Compression is an alibi;
Dense earth puddling
And flowers suffering
For there is no space to grow
Until Worm makes its way
Casting its gold
Into trueness of soil
With no damage plan
Becoming the end of the road.
Gardening is for lovers
It is not for somebody who hates the world,
Cant stand to wait
Intermingling with chaos
In a fabric of life.
Gardening is for those who see the world,
Smell the sun,
Walk around with silent footsteps
To not scare the birds
Who sing so beautifully
For worms beneath the earth.
Gardening is for those who feel the wind,
A sweet summer lustre
Mixed with tobacco falsettos
Amongst little poplars.
Gardening is for the lovers
Who sit down side by side
And smile amidst sunflowers and cabbage
Like the silty loam soil
Made them to be.
You know, last night
I was walking through the briar patch
Thick as a skunks tail it was
And there before me was a glowing patch
Of juniper berries
I kid you not!
So I dug and I tugged
And I squeezed and I slid
I bent and I stretched
Until I made it through that prickly ol patch
And beheld those junipers
And boy did they taste good!
Sure is a change to the worms and beetles
And fiddleheads I’ve been finding
I sat right down and ate each juniper berry
One by one, plucked off the branch
Until they were all gone
And as I dug and tugged
And squeezed and slid
And bent and stretched my way out of there
Guess if I had a smile on my face or not?
There was no moon at midnight
And my road was clambering on
I saw what appeared to be shadows
But from what direction I could not see the source
Nor could I understand their movement
For my breath was beating strongly
Inside my mind that couldn’t sit still.
They say whenever you’re lonely
To hug a tree in the woods,
That everything will be better
Once you listen to the wind through leaves.
But my footsteps weren’t taking me there
My trees were full of eyes
That growled when I got too close
My fire had died down to a whisper
Which danced away upon every breath
That beat so wildly inside.
I tried turning my back to the fire
So I could let my eyes adjust to darkness
Cold dampness swept into my chest
That left my fingers clinching at the dirt
I sat cross-legged on ash
That was surely trying to make it’s way
Up the inside of my leg
Like slowly crawling worms
With no direction home.
My fingers felt like dust
Long gone into a night with no end.
Slowly my eyes began to make out a hue of indigo
Through the trees that crept ever closer
With a faint scent of a silhouette
That began to sing me a song
Reminding me of Joan Baez singing acapella
Which always led me to Bob Dylan
And one of his nearly alarming harmonica solos.
Stars began to blink at me
Through gusting fog that sped
As fast as the dying harmonica sounds.
I could begin to see markings
Upon the bark of the nearest Douglas Fir trees
Bark so thick that my hands impulsively
Rubbed each other
Acutely feeling dusty skin on the back of my hands
As life began to seep back into them,
Shocked one too many times
From the dark night that lay behind.
I pulled my wool blanket closer
Remembering I am a warrior
I am made of two hard feet
That carry me on through a winding
Needle covered path
Weaving past lagoons and over boulders
Over roots and upon grass
Sometimes lost and always home
And rusty feathers settled beside me
Wishing me goodnight, so I fell asleep.
In the end of all of it I had a reason.
There were two dots crossed off a long list of imaginations
And the cowboy had everything left to lose should it fail.
But that wasn’t the event there that day, you see,
A long riflesman came staggering in as the town watched
Thinking to themselves about a memory they all-to-quickly refused to listen to.
I couldn’t help but think that I was an envelope,
A whisper sealed away awaiting some sort of lucky ticket holder.
My eyes remained calm as time’s length pushed on.
Crimson was the colour of noon’s high sun.
Picking pockets like a Bazaar thief in Catholic quarters;
The city clinched tighter.
There once was an island inside of my dreams,
Floating with unseen amounts of impossibilities.
I was homesick.

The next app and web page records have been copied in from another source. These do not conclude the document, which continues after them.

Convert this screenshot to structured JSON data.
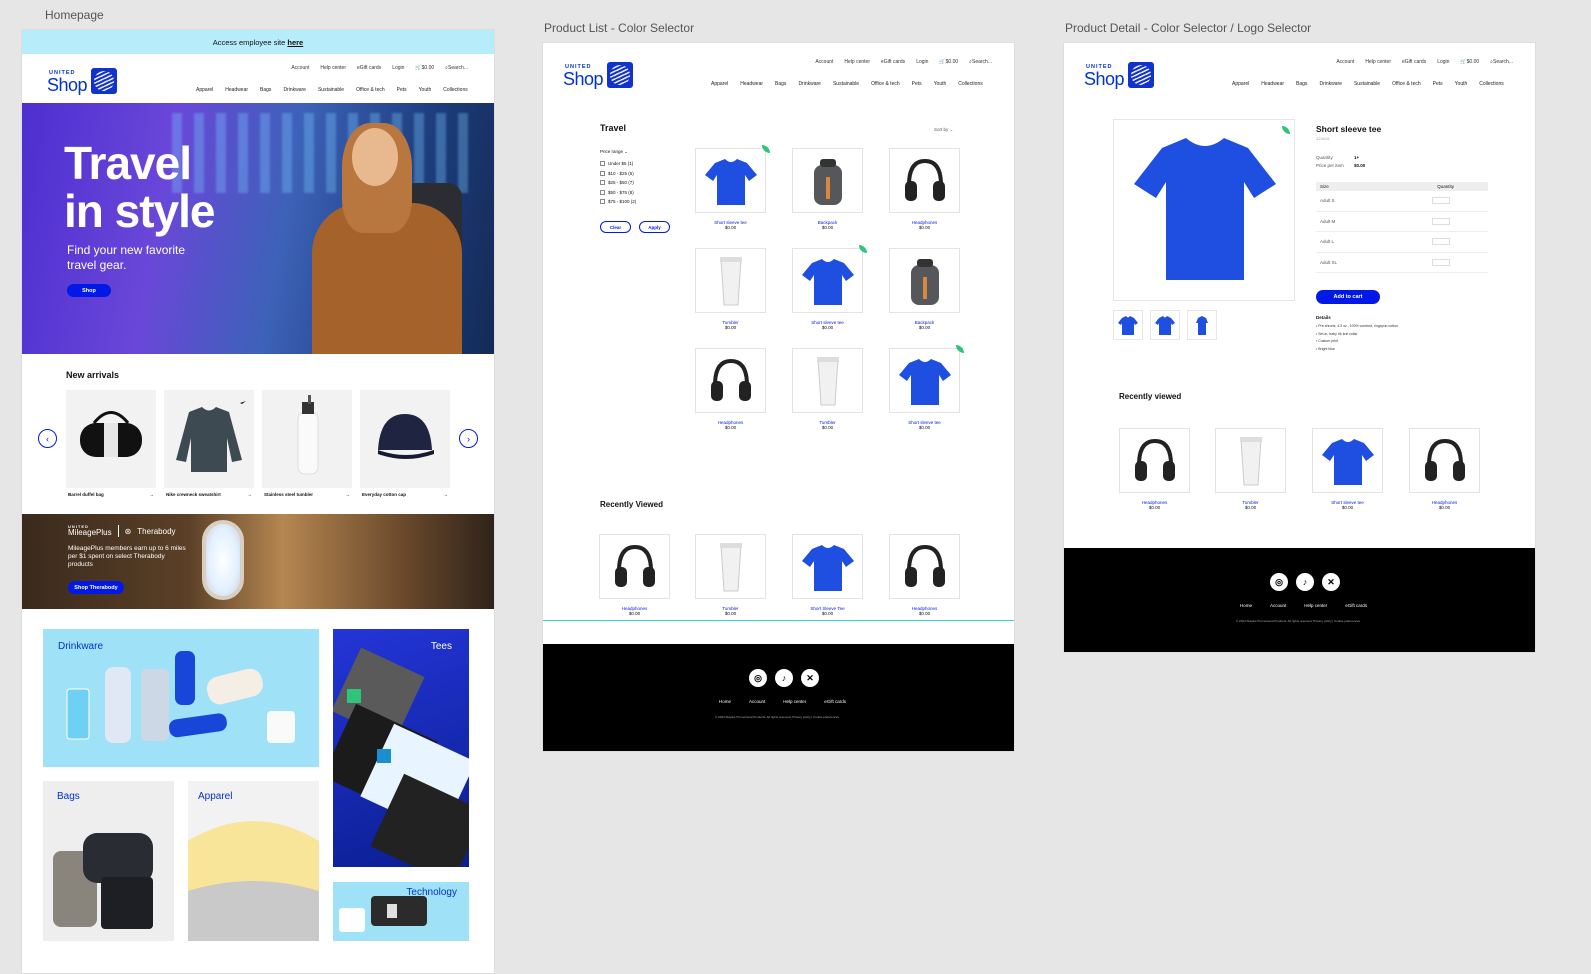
{
  "frames": {
    "homepage": "Homepage",
    "product_list": "Product List - Color Selector",
    "product_detail": "Product Detail - Color Selector / Logo Selector"
  },
  "header": {
    "logo_small": "UNITED",
    "logo_big": "Shop",
    "top_links": [
      "Account",
      "Help center",
      "eGift cards",
      "Login",
      "$0.00",
      "Search..."
    ],
    "nav": [
      "Apparel",
      "Headwear",
      "Bags",
      "Drinkware",
      "Sustainable",
      "Office & tech",
      "Pets",
      "Youth",
      "Collections"
    ]
  },
  "homepage": {
    "banner_text": "Access employee site ",
    "banner_link": "here",
    "hero_title_1": "Travel",
    "hero_title_2": "in style",
    "hero_sub": "Find your new favorite travel gear.",
    "hero_button": "Shop",
    "new_arrivals_title": "New arrivals",
    "arrivals": [
      {
        "name": "Barrel duffel bag",
        "icon": "duffel-bag-icon"
      },
      {
        "name": "Nike crewneck sweatshirt",
        "icon": "sweatshirt-icon"
      },
      {
        "name": "Stainless steel tumbler",
        "icon": "bottle-icon"
      },
      {
        "name": "Everyday cotton cap",
        "icon": "cap-icon"
      }
    ],
    "promo": {
      "brand_1": "MileagePlus",
      "brand_small": "UNITED",
      "brand_2": "Therabody",
      "text": "MileagePlus members earn up to 6 miles per $1 spent on select Therabody products",
      "button": "Shop Therabody"
    },
    "tiles": [
      "Drinkware",
      "Tees",
      "Bags",
      "Apparel",
      "Technology"
    ]
  },
  "product_list": {
    "title": "Travel",
    "sort_label": "Sort by",
    "filter_title": "Price range",
    "filters": [
      "Under $5 (1)",
      "$10 - $25 (5)",
      "$25 - $50 (7)",
      "$50 - $75 (8)",
      "$75 - $100 (2)"
    ],
    "clear_button": "Clear",
    "apply_button": "Apply",
    "products": [
      {
        "name": "Short sleeve tee",
        "price": "$0.00"
      },
      {
        "name": "Backpack",
        "price": "$0.00"
      },
      {
        "name": "Headphones",
        "price": "$0.00"
      },
      {
        "name": "Tumbler",
        "price": "$0.00"
      },
      {
        "name": "Short sleeve tee",
        "price": "$0.00"
      },
      {
        "name": "Backpack",
        "price": "$0.00"
      },
      {
        "name": "Headphones",
        "price": "$0.00"
      },
      {
        "name": "Tumbler",
        "price": "$0.00"
      },
      {
        "name": "Short sleeve tee",
        "price": "$0.00"
      }
    ],
    "recently_viewed_title": "Recently Viewed",
    "recent": [
      {
        "name": "Headphones",
        "price": "$0.00"
      },
      {
        "name": "Tumbler",
        "price": "$0.00"
      },
      {
        "name": "Short Sleeve Tee",
        "price": "$0.00"
      },
      {
        "name": "Headphones",
        "price": "$0.00"
      }
    ]
  },
  "product_detail": {
    "title": "Short sleeve tee",
    "sku": "123415",
    "quantity_label": "Quantity",
    "quantity_value": "1+",
    "price_label": "Price per item",
    "price_value": "$0.00",
    "size_header": "Size",
    "qty_header": "Quantity",
    "sizes": [
      "Adult S",
      "Adult M",
      "Adult L",
      "Adult XL"
    ],
    "add_to_cart": "Add to cart",
    "details_title": "Details",
    "details": [
      "Pre-shrunk, 4.3 oz., 100% combed, ringspun cotton",
      "Set-in, baby rib knit collar",
      "Custom print",
      "Bright blue"
    ],
    "recently_viewed_title": "Recently viewed",
    "recent": [
      {
        "name": "Headphones",
        "price": "$0.00"
      },
      {
        "name": "Tumbler",
        "price": "$0.00"
      },
      {
        "name": "Short sleeve tee",
        "price": "$0.00"
      },
      {
        "name": "Headphones",
        "price": "$0.00"
      }
    ]
  },
  "footer": {
    "social": [
      "instagram-icon",
      "tiktok-icon",
      "x-icon"
    ],
    "links": [
      "Home",
      "Account",
      "Help center",
      "eGift cards"
    ],
    "copyright": "© 2024 Staples Promotional Products. All rights reserved. Privacy policy | Cookie preferences"
  },
  "colors": {
    "accent": "#0019e6",
    "brand_blue": "#0033cc",
    "banner": "#b7ecfb",
    "eco_leaf": "#2fc47a",
    "tee_blue": "#1e4fe0"
  }
}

I wasn’t allowed to be there anymore.
So for now they sang, in cool shade of a willow tree.
And a stable meant for their local butcher

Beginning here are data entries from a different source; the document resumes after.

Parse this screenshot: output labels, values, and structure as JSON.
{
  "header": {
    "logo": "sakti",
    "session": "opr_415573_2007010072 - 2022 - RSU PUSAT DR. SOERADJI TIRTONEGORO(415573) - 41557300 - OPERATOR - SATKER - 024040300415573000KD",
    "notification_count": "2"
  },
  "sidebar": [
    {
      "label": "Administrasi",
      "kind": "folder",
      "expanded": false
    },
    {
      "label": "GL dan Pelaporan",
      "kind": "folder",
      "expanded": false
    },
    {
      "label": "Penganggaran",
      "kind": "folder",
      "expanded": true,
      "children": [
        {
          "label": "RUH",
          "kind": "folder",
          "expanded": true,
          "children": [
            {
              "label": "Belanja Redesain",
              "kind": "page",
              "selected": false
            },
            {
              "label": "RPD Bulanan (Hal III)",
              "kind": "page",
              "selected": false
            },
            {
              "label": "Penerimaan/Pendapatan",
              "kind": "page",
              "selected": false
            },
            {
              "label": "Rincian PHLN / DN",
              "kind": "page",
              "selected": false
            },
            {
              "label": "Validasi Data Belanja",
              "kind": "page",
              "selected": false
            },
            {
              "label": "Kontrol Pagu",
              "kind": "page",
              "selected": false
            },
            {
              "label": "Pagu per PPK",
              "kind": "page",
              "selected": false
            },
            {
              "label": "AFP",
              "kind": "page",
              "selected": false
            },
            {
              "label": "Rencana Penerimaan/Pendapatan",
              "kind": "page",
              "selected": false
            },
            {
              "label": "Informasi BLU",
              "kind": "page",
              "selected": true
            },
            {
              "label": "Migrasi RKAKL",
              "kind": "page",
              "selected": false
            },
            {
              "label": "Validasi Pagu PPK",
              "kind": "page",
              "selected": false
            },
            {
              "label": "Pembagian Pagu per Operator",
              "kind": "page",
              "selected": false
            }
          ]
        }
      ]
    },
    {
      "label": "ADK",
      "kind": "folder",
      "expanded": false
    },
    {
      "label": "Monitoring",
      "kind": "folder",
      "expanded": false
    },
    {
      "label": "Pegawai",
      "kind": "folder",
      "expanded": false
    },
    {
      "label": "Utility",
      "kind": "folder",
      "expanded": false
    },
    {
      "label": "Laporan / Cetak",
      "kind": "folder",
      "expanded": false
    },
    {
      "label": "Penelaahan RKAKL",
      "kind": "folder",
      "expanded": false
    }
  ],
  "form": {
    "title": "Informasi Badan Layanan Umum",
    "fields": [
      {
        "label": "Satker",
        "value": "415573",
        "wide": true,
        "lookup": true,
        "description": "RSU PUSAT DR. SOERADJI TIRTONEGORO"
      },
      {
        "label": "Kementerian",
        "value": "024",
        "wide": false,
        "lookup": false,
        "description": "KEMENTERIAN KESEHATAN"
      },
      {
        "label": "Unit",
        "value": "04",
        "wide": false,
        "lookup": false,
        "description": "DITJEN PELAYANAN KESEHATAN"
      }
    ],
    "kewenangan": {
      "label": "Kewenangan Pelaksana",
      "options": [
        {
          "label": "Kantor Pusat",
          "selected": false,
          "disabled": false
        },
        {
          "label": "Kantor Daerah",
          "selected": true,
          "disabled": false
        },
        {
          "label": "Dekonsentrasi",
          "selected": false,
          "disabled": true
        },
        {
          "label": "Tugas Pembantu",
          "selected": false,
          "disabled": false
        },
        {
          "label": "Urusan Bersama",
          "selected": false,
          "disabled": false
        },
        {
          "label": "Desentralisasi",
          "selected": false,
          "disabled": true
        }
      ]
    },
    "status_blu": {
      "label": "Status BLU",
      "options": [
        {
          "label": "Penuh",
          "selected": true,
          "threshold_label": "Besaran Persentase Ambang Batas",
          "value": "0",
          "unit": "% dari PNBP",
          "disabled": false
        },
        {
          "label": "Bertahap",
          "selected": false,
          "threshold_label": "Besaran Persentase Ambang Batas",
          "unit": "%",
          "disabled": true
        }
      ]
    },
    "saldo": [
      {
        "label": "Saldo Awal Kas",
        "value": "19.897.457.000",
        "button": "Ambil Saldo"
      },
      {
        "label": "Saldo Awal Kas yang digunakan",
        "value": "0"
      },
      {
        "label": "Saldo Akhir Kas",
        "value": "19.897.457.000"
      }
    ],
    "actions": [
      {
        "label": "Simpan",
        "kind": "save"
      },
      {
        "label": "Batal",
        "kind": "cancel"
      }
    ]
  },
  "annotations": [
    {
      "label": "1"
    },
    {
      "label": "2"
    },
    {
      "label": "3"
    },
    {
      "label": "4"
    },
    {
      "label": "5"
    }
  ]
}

Fed the gatherers, who all at once came.
Dust kicked up my hallow heart’s worms and sheered into the edge;
At once I was offered fine takings
And imagined I was an elder.

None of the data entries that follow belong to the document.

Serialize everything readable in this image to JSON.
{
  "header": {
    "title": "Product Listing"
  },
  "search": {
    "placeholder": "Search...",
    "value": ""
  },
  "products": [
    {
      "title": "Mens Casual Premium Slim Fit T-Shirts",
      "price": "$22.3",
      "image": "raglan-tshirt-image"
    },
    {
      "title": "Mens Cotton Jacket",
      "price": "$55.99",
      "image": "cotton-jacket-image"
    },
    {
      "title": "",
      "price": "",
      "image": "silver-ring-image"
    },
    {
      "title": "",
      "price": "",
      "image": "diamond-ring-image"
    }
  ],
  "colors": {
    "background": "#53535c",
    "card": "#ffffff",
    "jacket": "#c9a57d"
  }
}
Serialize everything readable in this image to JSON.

Summer air and little drops
That puddle jump night to sleep.
From every lair come out great worms
Slithering through fresh mud.
Slugs depart on epic journeys
Across deep dark blacktop oceans.
And as all things growing
Freshness from great rains,
Morning brings what can be called
A horticulturalists most desirable dream.